> _Task item_
Your answer should consist of each line below that contains the string "open".

> _Data_
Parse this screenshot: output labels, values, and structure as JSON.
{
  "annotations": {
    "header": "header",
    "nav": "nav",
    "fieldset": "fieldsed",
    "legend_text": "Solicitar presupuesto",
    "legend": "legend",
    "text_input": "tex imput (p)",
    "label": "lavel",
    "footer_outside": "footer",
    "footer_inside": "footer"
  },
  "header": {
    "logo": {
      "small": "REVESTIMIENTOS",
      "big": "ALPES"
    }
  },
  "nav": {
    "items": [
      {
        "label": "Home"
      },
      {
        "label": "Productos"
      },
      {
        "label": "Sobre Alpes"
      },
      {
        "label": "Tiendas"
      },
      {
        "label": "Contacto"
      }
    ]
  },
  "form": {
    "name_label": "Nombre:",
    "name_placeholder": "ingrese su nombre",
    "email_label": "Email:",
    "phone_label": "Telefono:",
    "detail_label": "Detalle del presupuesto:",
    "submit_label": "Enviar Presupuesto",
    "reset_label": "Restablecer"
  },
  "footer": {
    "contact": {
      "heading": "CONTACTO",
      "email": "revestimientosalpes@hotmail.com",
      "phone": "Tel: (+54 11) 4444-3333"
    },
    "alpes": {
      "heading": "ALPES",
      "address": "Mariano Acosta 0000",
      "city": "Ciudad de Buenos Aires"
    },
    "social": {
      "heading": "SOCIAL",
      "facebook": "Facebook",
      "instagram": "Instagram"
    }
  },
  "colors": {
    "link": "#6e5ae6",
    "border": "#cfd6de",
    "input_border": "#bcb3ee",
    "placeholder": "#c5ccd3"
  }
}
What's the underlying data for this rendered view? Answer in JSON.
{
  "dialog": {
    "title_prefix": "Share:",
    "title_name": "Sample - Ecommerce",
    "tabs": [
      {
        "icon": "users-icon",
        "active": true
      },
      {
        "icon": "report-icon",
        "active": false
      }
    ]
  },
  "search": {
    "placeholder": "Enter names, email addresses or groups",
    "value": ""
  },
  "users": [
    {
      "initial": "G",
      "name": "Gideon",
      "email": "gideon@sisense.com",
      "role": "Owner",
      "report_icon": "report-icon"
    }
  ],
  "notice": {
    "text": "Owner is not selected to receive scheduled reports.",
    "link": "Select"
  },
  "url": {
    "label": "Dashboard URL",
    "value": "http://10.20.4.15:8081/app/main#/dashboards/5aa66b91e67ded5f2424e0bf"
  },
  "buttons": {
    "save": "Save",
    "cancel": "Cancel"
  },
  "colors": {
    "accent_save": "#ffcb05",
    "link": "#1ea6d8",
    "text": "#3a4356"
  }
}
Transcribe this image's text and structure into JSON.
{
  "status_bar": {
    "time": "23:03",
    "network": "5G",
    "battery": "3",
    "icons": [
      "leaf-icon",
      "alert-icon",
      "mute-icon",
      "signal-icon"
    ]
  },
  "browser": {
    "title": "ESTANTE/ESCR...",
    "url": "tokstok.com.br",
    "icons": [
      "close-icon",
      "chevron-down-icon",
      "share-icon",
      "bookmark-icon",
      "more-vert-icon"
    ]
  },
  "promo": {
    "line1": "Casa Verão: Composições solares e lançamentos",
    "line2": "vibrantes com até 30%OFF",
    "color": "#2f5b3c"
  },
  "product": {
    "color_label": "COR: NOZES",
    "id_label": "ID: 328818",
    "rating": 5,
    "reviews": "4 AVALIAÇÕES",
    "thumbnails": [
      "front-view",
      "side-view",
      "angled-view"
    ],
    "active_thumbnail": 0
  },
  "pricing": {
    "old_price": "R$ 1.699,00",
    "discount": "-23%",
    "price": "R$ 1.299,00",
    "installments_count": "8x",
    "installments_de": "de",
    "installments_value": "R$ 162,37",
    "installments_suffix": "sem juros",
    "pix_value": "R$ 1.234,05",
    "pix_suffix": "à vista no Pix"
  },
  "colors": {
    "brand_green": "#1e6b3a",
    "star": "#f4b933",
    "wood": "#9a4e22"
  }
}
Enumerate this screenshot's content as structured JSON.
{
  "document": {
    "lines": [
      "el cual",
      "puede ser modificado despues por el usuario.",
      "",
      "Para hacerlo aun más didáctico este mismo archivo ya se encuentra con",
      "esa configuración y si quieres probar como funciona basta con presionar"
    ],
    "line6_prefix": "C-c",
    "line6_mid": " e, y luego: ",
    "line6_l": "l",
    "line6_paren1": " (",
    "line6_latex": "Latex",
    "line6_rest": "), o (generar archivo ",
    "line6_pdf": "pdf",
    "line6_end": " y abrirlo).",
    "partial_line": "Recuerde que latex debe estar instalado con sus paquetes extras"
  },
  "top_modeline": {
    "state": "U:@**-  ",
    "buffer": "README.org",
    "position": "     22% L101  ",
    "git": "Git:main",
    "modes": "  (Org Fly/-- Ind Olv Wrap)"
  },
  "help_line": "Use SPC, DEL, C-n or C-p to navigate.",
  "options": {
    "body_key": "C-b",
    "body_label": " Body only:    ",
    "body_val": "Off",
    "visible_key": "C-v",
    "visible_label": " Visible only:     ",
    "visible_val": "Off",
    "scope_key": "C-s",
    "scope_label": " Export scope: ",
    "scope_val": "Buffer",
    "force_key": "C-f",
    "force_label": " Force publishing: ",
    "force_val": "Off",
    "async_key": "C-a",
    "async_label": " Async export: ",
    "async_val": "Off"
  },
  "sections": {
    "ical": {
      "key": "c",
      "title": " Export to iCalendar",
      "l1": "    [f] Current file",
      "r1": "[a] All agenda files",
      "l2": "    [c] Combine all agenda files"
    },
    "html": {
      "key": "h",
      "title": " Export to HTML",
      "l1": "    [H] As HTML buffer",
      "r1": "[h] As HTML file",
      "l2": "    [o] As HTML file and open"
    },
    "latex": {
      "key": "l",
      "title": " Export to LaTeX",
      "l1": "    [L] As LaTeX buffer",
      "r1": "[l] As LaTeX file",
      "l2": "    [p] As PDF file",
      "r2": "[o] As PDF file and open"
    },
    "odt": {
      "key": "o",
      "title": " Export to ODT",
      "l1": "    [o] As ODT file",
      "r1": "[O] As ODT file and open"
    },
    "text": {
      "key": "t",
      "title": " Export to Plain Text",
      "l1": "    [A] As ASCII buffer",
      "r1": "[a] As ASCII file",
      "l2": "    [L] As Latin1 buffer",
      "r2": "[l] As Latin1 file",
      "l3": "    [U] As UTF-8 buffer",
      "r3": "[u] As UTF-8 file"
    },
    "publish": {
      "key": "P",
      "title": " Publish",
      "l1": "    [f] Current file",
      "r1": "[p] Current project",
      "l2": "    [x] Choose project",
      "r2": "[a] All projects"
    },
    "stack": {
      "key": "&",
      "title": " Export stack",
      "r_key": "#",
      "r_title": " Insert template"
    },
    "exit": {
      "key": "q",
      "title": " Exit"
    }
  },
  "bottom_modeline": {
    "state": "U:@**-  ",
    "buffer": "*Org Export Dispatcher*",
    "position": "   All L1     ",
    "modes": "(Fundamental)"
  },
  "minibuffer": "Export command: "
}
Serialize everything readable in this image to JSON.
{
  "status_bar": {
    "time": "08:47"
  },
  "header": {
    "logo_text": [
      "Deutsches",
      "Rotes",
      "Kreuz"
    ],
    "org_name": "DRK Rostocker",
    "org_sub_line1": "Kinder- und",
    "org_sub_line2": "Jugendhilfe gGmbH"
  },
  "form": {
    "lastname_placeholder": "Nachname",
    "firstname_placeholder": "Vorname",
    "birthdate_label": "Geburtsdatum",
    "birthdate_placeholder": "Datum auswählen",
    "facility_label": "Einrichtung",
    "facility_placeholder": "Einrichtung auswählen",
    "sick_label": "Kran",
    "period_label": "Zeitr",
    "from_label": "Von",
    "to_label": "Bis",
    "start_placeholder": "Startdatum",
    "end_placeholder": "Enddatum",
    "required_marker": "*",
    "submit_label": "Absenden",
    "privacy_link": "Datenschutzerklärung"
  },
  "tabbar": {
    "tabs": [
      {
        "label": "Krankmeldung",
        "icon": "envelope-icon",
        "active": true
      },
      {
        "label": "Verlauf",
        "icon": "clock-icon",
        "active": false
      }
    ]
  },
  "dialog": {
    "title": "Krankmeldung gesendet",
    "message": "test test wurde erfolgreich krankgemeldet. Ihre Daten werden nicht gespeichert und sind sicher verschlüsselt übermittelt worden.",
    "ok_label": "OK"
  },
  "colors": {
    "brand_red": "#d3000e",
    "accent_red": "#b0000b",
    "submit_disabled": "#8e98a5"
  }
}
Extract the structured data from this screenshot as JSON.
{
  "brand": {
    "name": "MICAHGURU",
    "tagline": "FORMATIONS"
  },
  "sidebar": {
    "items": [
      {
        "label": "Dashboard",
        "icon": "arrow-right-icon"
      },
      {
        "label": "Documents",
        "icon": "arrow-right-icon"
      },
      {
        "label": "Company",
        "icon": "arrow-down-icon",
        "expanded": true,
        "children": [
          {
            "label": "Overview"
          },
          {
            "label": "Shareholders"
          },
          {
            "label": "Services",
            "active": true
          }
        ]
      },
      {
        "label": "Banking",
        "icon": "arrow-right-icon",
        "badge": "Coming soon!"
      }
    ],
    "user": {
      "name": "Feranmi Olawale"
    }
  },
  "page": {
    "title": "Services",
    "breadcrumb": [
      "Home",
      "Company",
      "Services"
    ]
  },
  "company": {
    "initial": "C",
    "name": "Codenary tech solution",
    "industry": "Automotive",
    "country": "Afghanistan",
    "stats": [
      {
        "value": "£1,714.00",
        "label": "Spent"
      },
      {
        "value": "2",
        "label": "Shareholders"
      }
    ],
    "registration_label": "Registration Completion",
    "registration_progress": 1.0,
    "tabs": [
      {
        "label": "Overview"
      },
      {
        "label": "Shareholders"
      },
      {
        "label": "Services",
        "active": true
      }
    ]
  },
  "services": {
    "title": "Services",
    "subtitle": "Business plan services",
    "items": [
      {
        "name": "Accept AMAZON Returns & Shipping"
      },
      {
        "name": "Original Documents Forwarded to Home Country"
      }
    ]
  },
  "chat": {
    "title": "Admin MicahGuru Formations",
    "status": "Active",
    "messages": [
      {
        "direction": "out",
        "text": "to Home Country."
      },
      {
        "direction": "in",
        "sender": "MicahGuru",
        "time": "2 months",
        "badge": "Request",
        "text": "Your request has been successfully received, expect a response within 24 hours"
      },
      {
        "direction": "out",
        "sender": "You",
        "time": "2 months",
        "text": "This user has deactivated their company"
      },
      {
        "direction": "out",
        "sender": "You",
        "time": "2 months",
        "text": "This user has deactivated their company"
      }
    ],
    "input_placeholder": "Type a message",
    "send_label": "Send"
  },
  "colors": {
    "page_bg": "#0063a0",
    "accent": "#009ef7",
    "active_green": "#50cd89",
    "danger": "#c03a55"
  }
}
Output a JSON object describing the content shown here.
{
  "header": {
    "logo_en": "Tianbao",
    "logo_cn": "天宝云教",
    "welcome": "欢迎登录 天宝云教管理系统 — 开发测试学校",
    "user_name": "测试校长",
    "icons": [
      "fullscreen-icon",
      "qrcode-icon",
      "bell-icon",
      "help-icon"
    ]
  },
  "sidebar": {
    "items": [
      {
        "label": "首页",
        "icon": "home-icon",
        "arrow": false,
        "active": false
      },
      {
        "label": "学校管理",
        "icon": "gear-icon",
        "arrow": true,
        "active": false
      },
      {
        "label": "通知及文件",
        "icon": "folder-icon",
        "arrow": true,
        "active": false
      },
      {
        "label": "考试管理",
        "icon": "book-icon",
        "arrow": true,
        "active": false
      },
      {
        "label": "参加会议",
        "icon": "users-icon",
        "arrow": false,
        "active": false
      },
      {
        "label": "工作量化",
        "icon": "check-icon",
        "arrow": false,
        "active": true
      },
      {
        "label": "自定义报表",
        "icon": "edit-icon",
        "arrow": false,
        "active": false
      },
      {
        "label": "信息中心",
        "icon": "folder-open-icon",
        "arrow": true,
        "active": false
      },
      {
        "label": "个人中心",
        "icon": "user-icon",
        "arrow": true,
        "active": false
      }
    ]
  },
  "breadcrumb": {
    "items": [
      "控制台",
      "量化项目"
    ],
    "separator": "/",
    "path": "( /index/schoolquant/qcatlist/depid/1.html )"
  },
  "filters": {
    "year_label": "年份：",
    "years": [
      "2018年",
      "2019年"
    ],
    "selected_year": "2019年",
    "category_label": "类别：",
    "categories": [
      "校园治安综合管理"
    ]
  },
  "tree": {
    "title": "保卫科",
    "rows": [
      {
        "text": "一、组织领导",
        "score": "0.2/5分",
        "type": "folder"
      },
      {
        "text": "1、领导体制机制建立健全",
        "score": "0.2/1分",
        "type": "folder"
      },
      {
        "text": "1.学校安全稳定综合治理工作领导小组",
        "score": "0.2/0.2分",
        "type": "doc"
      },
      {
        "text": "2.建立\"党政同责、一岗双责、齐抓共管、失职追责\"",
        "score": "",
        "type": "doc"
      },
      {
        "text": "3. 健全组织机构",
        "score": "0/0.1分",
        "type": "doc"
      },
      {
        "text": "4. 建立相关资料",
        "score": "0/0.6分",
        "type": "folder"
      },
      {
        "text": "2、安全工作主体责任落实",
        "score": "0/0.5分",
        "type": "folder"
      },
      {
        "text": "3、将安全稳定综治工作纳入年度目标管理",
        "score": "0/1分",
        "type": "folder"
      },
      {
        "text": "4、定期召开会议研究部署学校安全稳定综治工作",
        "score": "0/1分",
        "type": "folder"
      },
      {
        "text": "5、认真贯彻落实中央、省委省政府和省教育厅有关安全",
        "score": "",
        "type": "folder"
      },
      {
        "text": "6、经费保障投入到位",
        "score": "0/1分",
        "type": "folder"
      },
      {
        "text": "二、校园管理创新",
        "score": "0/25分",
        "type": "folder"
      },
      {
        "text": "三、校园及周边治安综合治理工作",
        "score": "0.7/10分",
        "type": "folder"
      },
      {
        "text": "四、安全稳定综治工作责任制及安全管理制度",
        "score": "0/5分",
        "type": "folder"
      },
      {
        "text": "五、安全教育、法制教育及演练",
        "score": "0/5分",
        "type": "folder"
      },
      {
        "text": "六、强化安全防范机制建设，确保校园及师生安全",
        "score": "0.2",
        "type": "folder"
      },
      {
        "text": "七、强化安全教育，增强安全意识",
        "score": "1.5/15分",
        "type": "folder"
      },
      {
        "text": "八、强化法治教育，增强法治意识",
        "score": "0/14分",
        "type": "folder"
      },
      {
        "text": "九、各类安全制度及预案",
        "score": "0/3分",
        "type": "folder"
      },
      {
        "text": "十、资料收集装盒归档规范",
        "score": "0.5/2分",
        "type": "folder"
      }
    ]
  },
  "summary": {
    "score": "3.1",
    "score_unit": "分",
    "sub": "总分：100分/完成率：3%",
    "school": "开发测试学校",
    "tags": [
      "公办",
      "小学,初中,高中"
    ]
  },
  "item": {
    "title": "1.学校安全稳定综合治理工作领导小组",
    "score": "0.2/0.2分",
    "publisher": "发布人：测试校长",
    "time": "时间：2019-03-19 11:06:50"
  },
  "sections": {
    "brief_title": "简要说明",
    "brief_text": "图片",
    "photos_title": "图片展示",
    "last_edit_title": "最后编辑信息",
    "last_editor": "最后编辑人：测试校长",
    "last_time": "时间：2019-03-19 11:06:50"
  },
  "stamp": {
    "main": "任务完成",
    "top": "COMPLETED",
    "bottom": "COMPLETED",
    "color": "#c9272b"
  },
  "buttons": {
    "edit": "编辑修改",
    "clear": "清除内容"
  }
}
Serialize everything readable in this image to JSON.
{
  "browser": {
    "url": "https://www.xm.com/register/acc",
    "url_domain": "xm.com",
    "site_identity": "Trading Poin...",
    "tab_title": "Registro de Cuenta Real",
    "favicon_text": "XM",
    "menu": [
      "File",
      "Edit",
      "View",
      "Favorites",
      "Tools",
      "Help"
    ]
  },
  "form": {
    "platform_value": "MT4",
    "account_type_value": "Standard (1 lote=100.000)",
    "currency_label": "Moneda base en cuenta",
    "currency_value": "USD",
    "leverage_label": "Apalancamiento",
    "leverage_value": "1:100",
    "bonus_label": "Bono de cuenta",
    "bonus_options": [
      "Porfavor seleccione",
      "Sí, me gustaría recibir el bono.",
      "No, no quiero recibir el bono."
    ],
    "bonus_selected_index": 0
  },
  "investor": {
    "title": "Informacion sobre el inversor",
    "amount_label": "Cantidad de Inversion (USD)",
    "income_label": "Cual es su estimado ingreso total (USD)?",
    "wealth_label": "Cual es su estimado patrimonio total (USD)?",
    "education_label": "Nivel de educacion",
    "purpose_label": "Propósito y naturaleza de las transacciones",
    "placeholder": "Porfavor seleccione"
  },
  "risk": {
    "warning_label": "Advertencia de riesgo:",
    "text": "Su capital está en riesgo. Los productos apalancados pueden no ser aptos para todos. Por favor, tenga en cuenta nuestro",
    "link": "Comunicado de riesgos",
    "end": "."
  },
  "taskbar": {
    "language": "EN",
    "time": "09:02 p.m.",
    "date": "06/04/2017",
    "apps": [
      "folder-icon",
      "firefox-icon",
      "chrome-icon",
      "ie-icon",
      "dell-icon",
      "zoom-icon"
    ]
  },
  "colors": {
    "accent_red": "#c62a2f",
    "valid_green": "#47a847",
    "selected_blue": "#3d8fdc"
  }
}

> _Solution for this exercise_
      "l2": "    [o] As HTML file and open"
      "r2": "[o] As PDF file and open"
      "r1": "[O] As ODT file and open"
        "icon": "folder-open-icon",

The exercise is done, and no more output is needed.